Enchantment Lakes [4]

Day 2. Sunrise at Snow Lake

We woke up to quite morning. First thing first: locate the camera that I left for the night to photograph star trails. Next onto photographing sunrise, breakfast could wait just a little bit.

It was freezing but no wind at all, absolute stillness. Good opportunity to photograph reflections in Snow Lake. The water level was incredibly low exposing steep banks of the lake that typically lay deep under water.

The textures created by sand and dust deposits brought here by water then dried up when the water level dropped were fascinating. We could see golden larches at higher elevations. They seemed so close.

The tops of the mountains were lit up pretty nicely. I wish there were some clouds too to add to the light show but the sky was as clear blue as it could be.

After photographing sunrise we made breakfast from freeze-dried bags. Once both our creativity and bodies were fed we packed up and moved out toward Enchantment Lakes.

Enchantment Lakes [3]

Day 1. Sleepless Night

As I wrote in the previous post our first camp was next to Upper Snow Lake. By the time we made and ate dinner it was dark. And there is not much to do when it is dark in the wilderness. So we settled for a sleep.

I was excited: my first night in the wilderness. I may have been too excited to get any sleep. Or maybe it was just too uncomfortable. I had too much clothe on and was too hot, I had no pillow, the mattress was blown too stiff, the air was freezing and freezing air was causing runny nose. (Only by the last night of the trip I found the right combination of all the things to get a good night sleep.)

Anyways, I could not sleep. I was just lying trying to get some rest. At about 1am I, finally, gave up, got out of tent and decided to enjoy the night a little bit. And I was rewarded with Aurora Borealis. It was not the biggest I’ve seen but it was fun.


Once that was over I decided to photograph star trails. It took me about 15 minutes of trial-and-error to find Northern Star – the center of the spin. Once I found it and figured out the right exposure I set my camera off on the longest exposure I’ve ever had – 1.5 hours.
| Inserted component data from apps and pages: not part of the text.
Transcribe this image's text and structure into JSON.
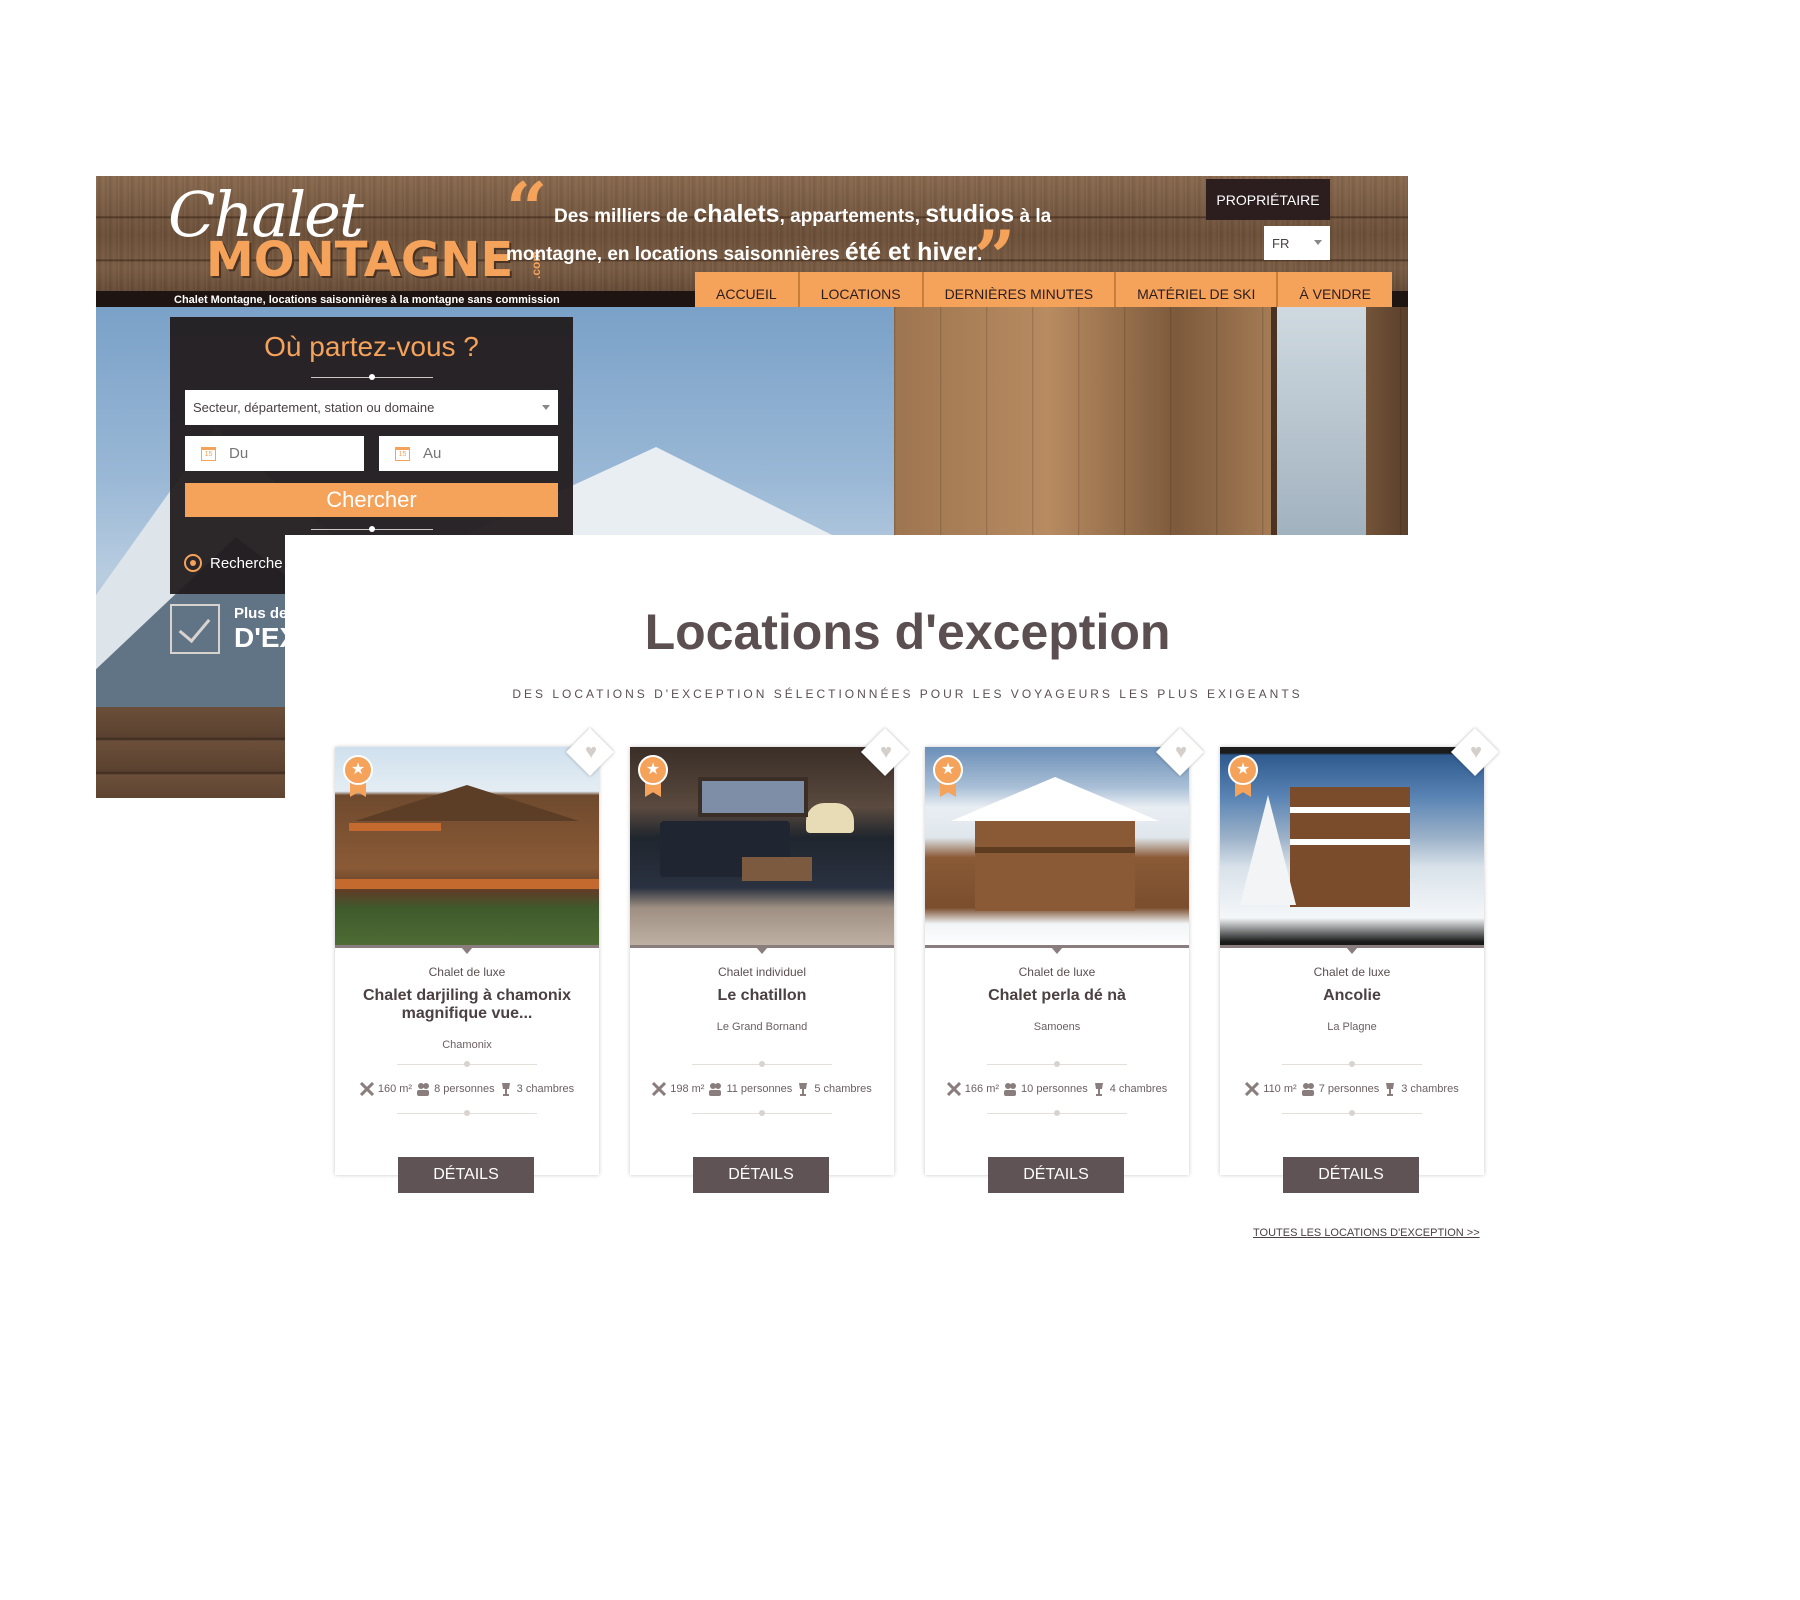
{
  "header": {
    "logo_script": "Chalet",
    "logo_main": "MONTAGNE",
    "logo_suffix": ".com",
    "tagline": "Chalet Montagne, locations saisonnières à la montagne sans commission",
    "quote": {
      "l1_a": "Des milliers de ",
      "l1_b": "chalets",
      "l1_c": ", appartements, ",
      "l1_d": "studios",
      "l1_e": " à la",
      "l2_a": "montagne, en locations saisonnières ",
      "l2_b": "été et hiver",
      "l2_c": "."
    },
    "owner_button": "PROPRIÉTAIRE",
    "language": "FR",
    "nav": [
      "ACCUEIL",
      "LOCATIONS",
      "DERNIÈRES MINUTES",
      "MATÉRIEL DE SKI",
      "À VENDRE"
    ]
  },
  "search": {
    "title": "Où partez-vous ?",
    "sector_placeholder": "Secteur, département, station ou domaine",
    "from_placeholder": "Du",
    "to_placeholder": "Au",
    "calendar_day": "15",
    "button": "Chercher",
    "advanced": "Recherche",
    "promo_line1": "Plus de",
    "promo_line2": "D'EX"
  },
  "exception": {
    "title": "Locations d'exception",
    "subtitle": "DES LOCATIONS D'EXCEPTION SÉLECTIONNÉES POUR LES VOYAGEURS LES PLUS EXIGEANTS",
    "cards": [
      {
        "type": "Chalet de luxe",
        "name": "Chalet darjiling à chamonix magnifique vue...",
        "location": "Chamonix",
        "area": "160 m²",
        "persons": "8 personnes",
        "rooms": "3 chambres",
        "button": "DÉTAILS"
      },
      {
        "type": "Chalet individuel",
        "name": "Le chatillon",
        "location": "Le Grand Bornand",
        "area": "198 m²",
        "persons": "11 personnes",
        "rooms": "5 chambres",
        "button": "DÉTAILS"
      },
      {
        "type": "Chalet de luxe",
        "name": "Chalet perla dé nà",
        "location": "Samoens",
        "area": "166 m²",
        "persons": "10 personnes",
        "rooms": "4 chambres",
        "button": "DÉTAILS"
      },
      {
        "type": "Chalet de luxe",
        "name": "Ancolie",
        "location": "La Plagne",
        "area": "110 m²",
        "persons": "7 personnes",
        "rooms": "3 chambres",
        "button": "DÉTAILS"
      }
    ],
    "all_link": "TOUTES LES LOCATIONS D'EXCEPTION >>"
  },
  "colors": {
    "accent": "#f5a25b",
    "dark": "#2c1d1e",
    "button_details": "#5f5355",
    "text": "#4b4042"
  },
  "icons": [
    "star-badge-icon",
    "heart-icon",
    "area-icon",
    "persons-icon",
    "bedroom-icon",
    "calendar-icon",
    "target-icon",
    "check-icon",
    "dropdown-arrow-icon"
  ]
}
The good thing of being in the wilderness is that I could leave camera up for whole night and nobody would steal it. So, once I started exposure I went back to the tent and finally got some sleep.